In Lessons in Chemistry episode 4, Elizabeth goes into labor to deliver a baby girl. She’s angry when discovering a nurse gave her anesthesia without her permission. So, when told to name her daughter how she feels, she does just that. Welcome to the world, “Mad.”
Flashing forward seven years, we see a young girl opening her lunch at school recess. In it is a handwritten note from Elizabeth. “Play sports at recess,” it says, “but do not automatically let the boys win. Love, Mom.”
Back in the present, Elizabeth struggles with her newborn. She can’t get her to eat and thinks Mad must not like her. And this connection she’s supposed to be feeling with her baby? She doesn’t seem to have it.
She confesses this to Harriet, who knows exactly what she’s going through. She helps Elizabeth see that she’s not alone in this and that it’s okay for her connection with Mad to take time.
Elizabeths still has other problems, however, as she struggles to support herself and her daughter without income. Unable to take out a second mortgage on the house, she starts working as a research consultant for some of the Hastings scientists. Secretly, of course. These important men can’t have people thinking a woman did their work for them!

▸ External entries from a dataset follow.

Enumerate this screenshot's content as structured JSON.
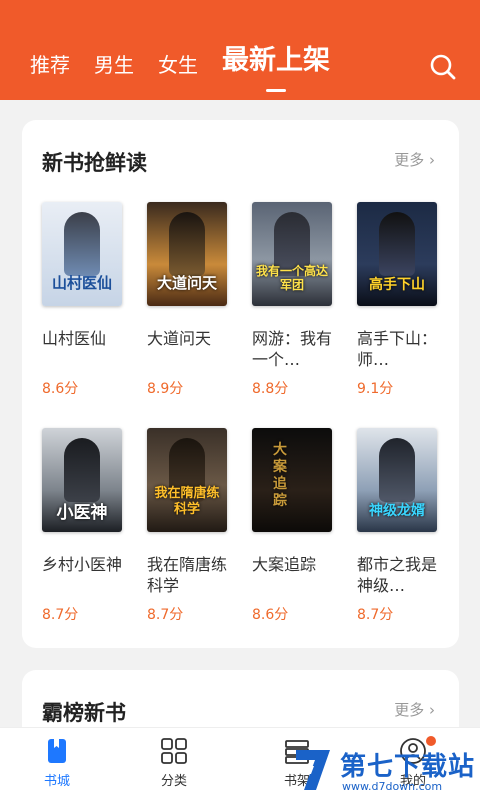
{
  "header": {
    "tabs": [
      {
        "label": "推荐",
        "active": false
      },
      {
        "label": "男生",
        "active": false
      },
      {
        "label": "女生",
        "active": false
      },
      {
        "label": "最新上架",
        "active": true
      }
    ],
    "search_icon": "search-icon",
    "background_color": "#f05a2a"
  },
  "sections": [
    {
      "title": "新书抢鲜读",
      "more_label": "更多 ›",
      "books": [
        {
          "title": "山村医仙",
          "score": "8.6分",
          "cover_text": "山村医仙"
        },
        {
          "title": "大道问天",
          "score": "8.9分",
          "cover_text": "大道问天"
        },
        {
          "title": "网游：我有一个…",
          "score": "8.8分",
          "cover_text": "我有一个高达军团"
        },
        {
          "title": "高手下山：师…",
          "score": "9.1分",
          "cover_text": "高手下山"
        },
        {
          "title": "乡村小医神",
          "score": "8.7分",
          "cover_text": "小医神"
        },
        {
          "title": "我在隋唐练科学",
          "score": "8.7分",
          "cover_text": "我在隋唐练科学"
        },
        {
          "title": "大案追踪",
          "score": "8.6分",
          "cover_text": "大案追踪"
        },
        {
          "title": "都市之我是神级…",
          "score": "8.7分",
          "cover_text": "神级龙婿"
        }
      ]
    },
    {
      "title": "霸榜新书",
      "more_label": "更多 ›"
    }
  ],
  "bottom_nav": [
    {
      "label": "书城",
      "icon": "bookstore-icon",
      "active": true
    },
    {
      "label": "分类",
      "icon": "category-grid-icon",
      "active": false
    },
    {
      "label": "书架",
      "icon": "bookshelf-icon",
      "active": false
    },
    {
      "label": "我的",
      "icon": "profile-icon",
      "active": false
    }
  ],
  "watermark": {
    "title": "第七下载站",
    "url": "www.d7down.com"
  },
  "colors": {
    "accent": "#f05a2a",
    "score": "#ef6a2c",
    "nav_active": "#1e78ff"
  }
}
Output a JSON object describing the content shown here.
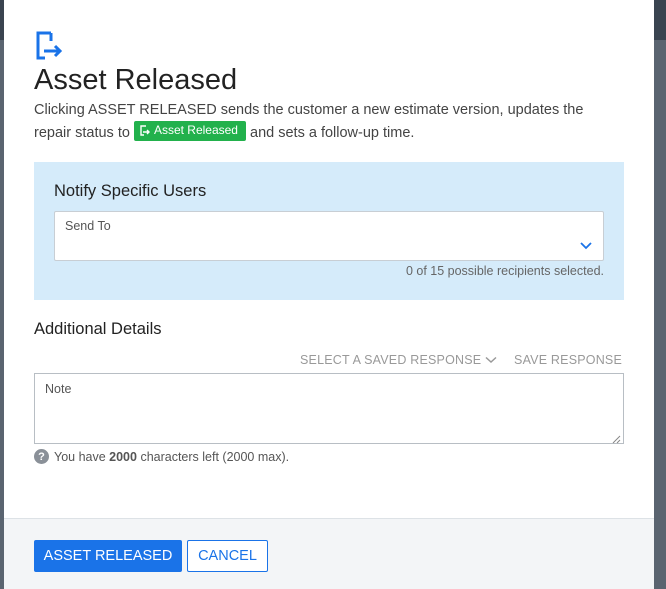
{
  "colors": {
    "accent": "#1a73e8",
    "status_green": "#22b14c",
    "panel_bg": "#d5ebfa"
  },
  "modal": {
    "header_icon": "asset-released-icon",
    "title": "Asset Released",
    "description_before": "Clicking ASSET RELEASED sends the customer a new estimate version, updates the repair status to ",
    "status_pill": "Asset Released",
    "description_after": " and sets a follow-up time."
  },
  "notify": {
    "title": "Notify Specific Users",
    "send_to_label": "Send To",
    "recipients_text": "0 of 15 possible recipients selected."
  },
  "additional": {
    "title": "Additional Details",
    "saved_response_label": "SELECT A SAVED RESPONSE",
    "save_response_label": "SAVE RESPONSE",
    "note_label": "Note",
    "chars_prefix": "You have ",
    "chars_left": "2000",
    "chars_suffix": " characters left (2000 max)."
  },
  "footer": {
    "confirm_label": "ASSET RELEASED",
    "cancel_label": "CANCEL"
  }
}
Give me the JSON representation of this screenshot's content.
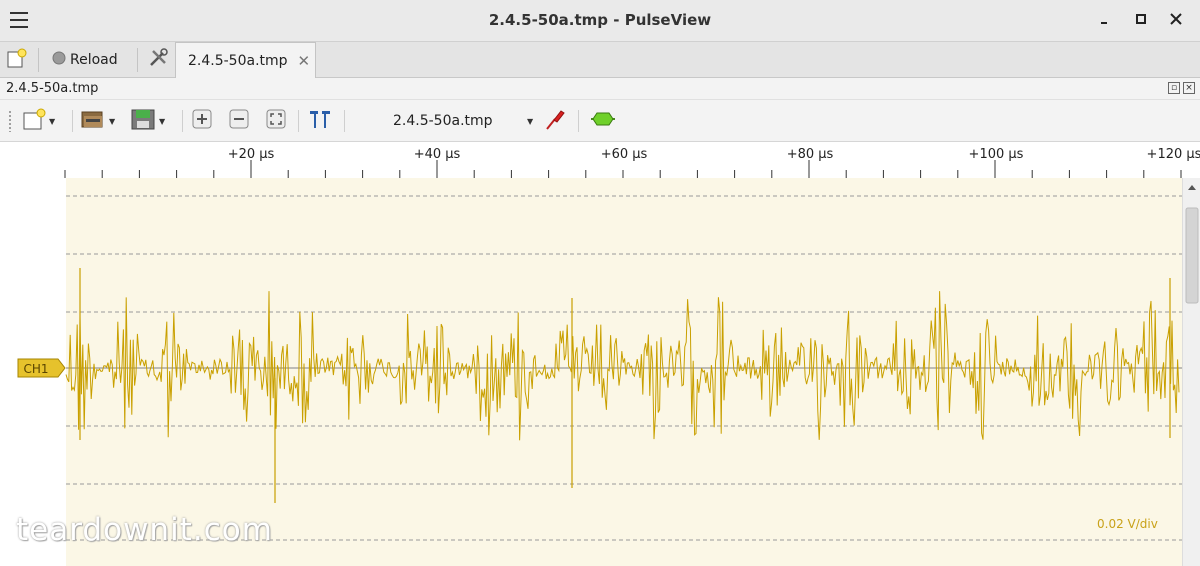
{
  "window": {
    "title": "2.4.5-50a.tmp - PulseView"
  },
  "tabbar": {
    "reload_label": "Reload",
    "tab_label": "2.4.5-50a.tmp"
  },
  "dock": {
    "title": "2.4.5-50a.tmp"
  },
  "toolbar": {
    "device_label": "2.4.5-50a.tmp"
  },
  "ruler": {
    "labels": [
      "+20 µs",
      "+40 µs",
      "+60 µs",
      "+80 µs",
      "+100 µs",
      "+120 µs"
    ]
  },
  "trace": {
    "channel_label": "CH1",
    "vdiv_label": "0.02 V/div",
    "watermark": "teardownit.com"
  },
  "colors": {
    "signal": "#c9a000",
    "trace_bg": "#fbf7e6",
    "channel_tag": "#e6c22c"
  }
}
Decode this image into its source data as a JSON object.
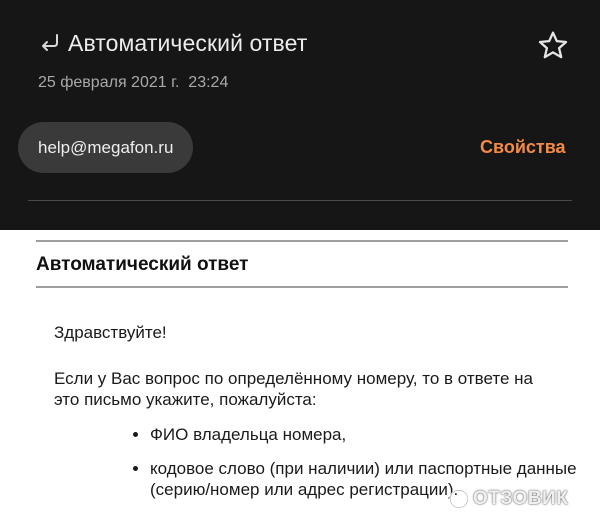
{
  "message": {
    "subject": "Автоматический ответ",
    "date": "25 февраля 2021 г.  23:24",
    "sender": "help@megafon.ru",
    "properties_label": "Свойства"
  },
  "body": {
    "title": "Автоматический ответ",
    "greeting": "Здравствуйте!",
    "paragraph": "Если у Вас вопрос по определённому номеру, то в ответе на это письмо укажите, пожалуйста:",
    "list_items": [
      "ФИО владельца номера,",
      "кодовое слово (при наличии) или паспортные данные (серию/номер или адрес регистрации)."
    ]
  },
  "watermark": {
    "text": "ОТЗОВИК"
  },
  "colors": {
    "header_bg": "#161616",
    "accent": "#f28a48",
    "chip_bg": "#3a3a3a"
  },
  "icons": {
    "reply": "reply-arrow-icon",
    "star": "star-outline-icon"
  }
}
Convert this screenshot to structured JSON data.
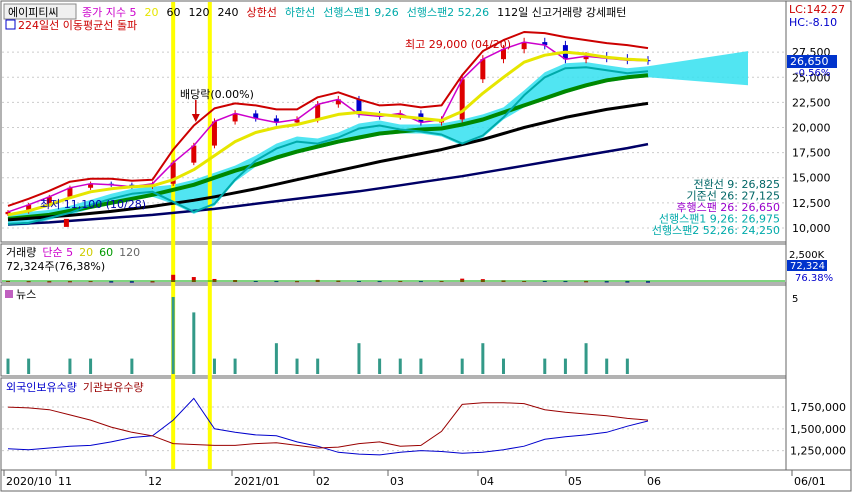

It’s through this job Elizabeth learns that Donatti and Boryweitz have holed up in her and Calvin’s old lab. Acting on her suspicions, she storms into the lab to find that they have stolen her and Calvin’s research. Not only that, but they got the Remsen Grant for it. She calls them out for the frauds they are, vowing to build on her research and surpass them. She’ll publish her own research and get into any lab she wants.
Elizabeth continues work on creating her own lab, and Harriet continues to be there for her. The new mother asks her friend a personal question. Does she regret having kids?
Essentially, the answer is no, but Harriet reveals that she does have regrets. She was never able to finish law school, instead always putting her husband and kids first. She’d make some changes if she could go back, but she knows she’s more resilient for having raised her kids alone.
Resilient through her own challenges, Elizabeth pushes forward with the lab, even impersonating Fran to get some Hastings equipment delivered to her. She feels Calvin’s presence with her along the way. “You know that I loved you, right?” She tries to reassure him.
In Harriet’s house, the kids have been counting down the days until their father Charlie returns from the Korean War. He surprises them by returning two days early. The reunion and welcome-home party that follows are happy. At the party, Elizabeth meets the Reverend Curtis Wakely. It’s a friendly greeting, but Elizabeth lets him know that she’s not religious.
After the party, Charlie tells Harriet that a position has opened up for him to be a chief resident in general surgery at Kaiser Sunset. This bothers Harriet. Not only has she just got her husband back and despairs of him being away for more long hours, but she also feels that she’s put herself on hold for too long.
She tells Charlie that she signed up to take the bar exam and has a junior associate position waiting for her if she passes. And she’s been asked to chair the Adams Washington Committee to help save their neighborhood from the freeway.
Charlie hears her out and insists they can both do it all. He’s not worried. “Because it’s you and me.”
Meanwhile, Dr. Mason shows up on Elizabeth’s doorstep to insist she join him in rowing. Once he leaves, Elizabeth experiences a moment of true connection with Mad when she makes her laugh by doing an impression of Calvin’s dance moves.
Flashing forward again, another little girl comforts the girl from the beginning of the episode. It turns out that neither of them are able to complete their family tree.
But the girl who was eating Elizabeth’s prepared lunch wasn’t Mad. Apparently, Mad has been giving her lunch to the bullied girl. When Elizabeth finds out, she won’t stand for it. She confronts the other girl’s dad, a TV producer named Walter, insisting that he provide suitable lunches for his daughter so that she stops eating Mad’s.
When Elizabeth leaves him a recipe and sample of her chicken pot pie, Walter seems a bit starstruck. Earlier in the episode, his boss insisted he hire someone younger to help revive their ratings.
Apparently, Walter sees his saving grace in Elizabeth and offers her a job hosting her own cooking show. Elizabeth declines the crazy offer, but at home, she sees her reflection in her TV screen. Maybe she should reconsider…
The Episode Review
This episode is a little bit jumbled in trying to fit in everything important before the time skip to Supper at Six.
I’m puzzled as to how the show went about showing which kid was actually Mad. What was that about? It didn’t add anything to the story except more pity for the little girl from the beginning of the episode. Not only does she appear to have a hard time at school, but she’s not very significant to this story either.
I do love seeing the apparent connection Elizabeth has with Mad (Madeline?) years later. It’s lovely knowing Calvin’s memory helped make it happen. I’m extremely excited to see how Elizabeth goes about hosting Supper at Six. But I’m also extremely anxious to see whether all Harriet’s plans panned out! Charlie better have come through.
|Expect A Full Season Write-Up When This Season Concludes!|